■ Task instructions: Report each line of the material below where the word "heart" can be found.

╭─ Data records

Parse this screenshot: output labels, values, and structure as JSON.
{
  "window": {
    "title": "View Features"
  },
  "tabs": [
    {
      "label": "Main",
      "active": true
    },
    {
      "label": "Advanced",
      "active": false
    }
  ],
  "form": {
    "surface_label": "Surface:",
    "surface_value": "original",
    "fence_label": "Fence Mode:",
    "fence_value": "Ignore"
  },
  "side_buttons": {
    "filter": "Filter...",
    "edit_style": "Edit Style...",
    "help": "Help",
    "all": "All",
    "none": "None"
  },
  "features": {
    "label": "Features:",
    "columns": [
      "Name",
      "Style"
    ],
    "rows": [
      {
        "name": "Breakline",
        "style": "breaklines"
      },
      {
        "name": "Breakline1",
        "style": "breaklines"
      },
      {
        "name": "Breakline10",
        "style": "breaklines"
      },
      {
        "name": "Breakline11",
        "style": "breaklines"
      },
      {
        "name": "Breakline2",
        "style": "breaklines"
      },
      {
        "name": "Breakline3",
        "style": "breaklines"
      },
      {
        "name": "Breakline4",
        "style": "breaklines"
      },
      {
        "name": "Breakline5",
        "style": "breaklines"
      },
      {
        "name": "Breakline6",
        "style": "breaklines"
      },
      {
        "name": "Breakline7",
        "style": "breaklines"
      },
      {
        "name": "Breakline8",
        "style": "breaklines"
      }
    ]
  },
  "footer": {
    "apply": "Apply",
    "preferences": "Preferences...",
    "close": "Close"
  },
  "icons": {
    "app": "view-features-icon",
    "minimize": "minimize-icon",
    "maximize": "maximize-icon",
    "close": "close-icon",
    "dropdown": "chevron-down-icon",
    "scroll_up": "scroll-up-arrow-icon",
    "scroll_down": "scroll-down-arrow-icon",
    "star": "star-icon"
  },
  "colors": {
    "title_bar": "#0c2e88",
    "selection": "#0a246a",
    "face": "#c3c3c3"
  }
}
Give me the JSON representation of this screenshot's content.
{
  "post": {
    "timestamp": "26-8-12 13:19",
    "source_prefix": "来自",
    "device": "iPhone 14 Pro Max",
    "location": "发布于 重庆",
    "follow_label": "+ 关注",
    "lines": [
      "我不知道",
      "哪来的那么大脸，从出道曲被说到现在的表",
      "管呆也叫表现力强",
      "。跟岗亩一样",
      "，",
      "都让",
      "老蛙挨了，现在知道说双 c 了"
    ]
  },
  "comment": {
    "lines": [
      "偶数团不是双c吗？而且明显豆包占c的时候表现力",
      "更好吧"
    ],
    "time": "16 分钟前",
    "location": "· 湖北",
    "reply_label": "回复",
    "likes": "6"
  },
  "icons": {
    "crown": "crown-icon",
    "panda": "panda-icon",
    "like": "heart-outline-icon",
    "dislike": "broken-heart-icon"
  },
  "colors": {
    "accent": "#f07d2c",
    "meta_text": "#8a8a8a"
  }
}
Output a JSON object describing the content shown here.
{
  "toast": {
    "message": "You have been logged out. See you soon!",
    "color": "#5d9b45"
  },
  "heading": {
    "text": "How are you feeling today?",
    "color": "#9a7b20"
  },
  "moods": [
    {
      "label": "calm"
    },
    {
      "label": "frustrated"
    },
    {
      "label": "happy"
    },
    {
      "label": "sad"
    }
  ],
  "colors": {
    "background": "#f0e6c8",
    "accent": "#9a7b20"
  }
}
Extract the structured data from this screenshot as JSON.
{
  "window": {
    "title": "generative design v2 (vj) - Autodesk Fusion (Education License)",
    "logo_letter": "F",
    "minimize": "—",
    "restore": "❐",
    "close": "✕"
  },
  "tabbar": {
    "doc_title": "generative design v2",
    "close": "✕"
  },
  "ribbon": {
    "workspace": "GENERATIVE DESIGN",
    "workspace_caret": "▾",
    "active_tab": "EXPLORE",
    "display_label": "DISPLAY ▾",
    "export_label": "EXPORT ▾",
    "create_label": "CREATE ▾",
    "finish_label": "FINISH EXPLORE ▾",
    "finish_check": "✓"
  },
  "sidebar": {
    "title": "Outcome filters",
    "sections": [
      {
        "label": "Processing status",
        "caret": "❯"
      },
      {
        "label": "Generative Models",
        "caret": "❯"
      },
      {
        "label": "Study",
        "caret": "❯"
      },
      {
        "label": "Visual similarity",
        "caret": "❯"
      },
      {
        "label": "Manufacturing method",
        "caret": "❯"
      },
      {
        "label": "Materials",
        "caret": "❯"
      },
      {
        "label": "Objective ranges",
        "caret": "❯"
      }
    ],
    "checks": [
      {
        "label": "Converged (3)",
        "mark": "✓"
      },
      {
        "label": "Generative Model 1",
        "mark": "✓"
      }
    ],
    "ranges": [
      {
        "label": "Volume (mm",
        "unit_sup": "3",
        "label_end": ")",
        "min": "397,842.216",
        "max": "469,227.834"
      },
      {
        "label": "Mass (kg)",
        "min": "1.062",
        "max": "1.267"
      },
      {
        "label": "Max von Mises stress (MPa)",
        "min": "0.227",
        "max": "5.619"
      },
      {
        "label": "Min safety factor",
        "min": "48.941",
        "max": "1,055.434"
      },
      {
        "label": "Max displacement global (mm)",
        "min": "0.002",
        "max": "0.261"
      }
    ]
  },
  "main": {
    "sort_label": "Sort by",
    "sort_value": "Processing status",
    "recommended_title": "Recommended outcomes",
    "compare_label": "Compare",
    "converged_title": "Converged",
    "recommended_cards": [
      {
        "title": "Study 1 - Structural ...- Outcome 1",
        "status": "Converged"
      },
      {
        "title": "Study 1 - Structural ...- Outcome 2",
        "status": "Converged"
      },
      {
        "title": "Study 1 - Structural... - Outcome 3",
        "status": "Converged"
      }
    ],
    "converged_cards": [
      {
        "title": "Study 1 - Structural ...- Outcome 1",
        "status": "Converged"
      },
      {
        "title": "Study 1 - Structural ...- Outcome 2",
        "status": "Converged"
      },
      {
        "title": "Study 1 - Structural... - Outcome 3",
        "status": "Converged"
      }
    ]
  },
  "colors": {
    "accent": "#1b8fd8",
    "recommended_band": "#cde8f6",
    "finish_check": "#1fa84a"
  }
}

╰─

■ Response area:
    "like": "heart-outline-icon",
    "dislike": "broken-heart-icon"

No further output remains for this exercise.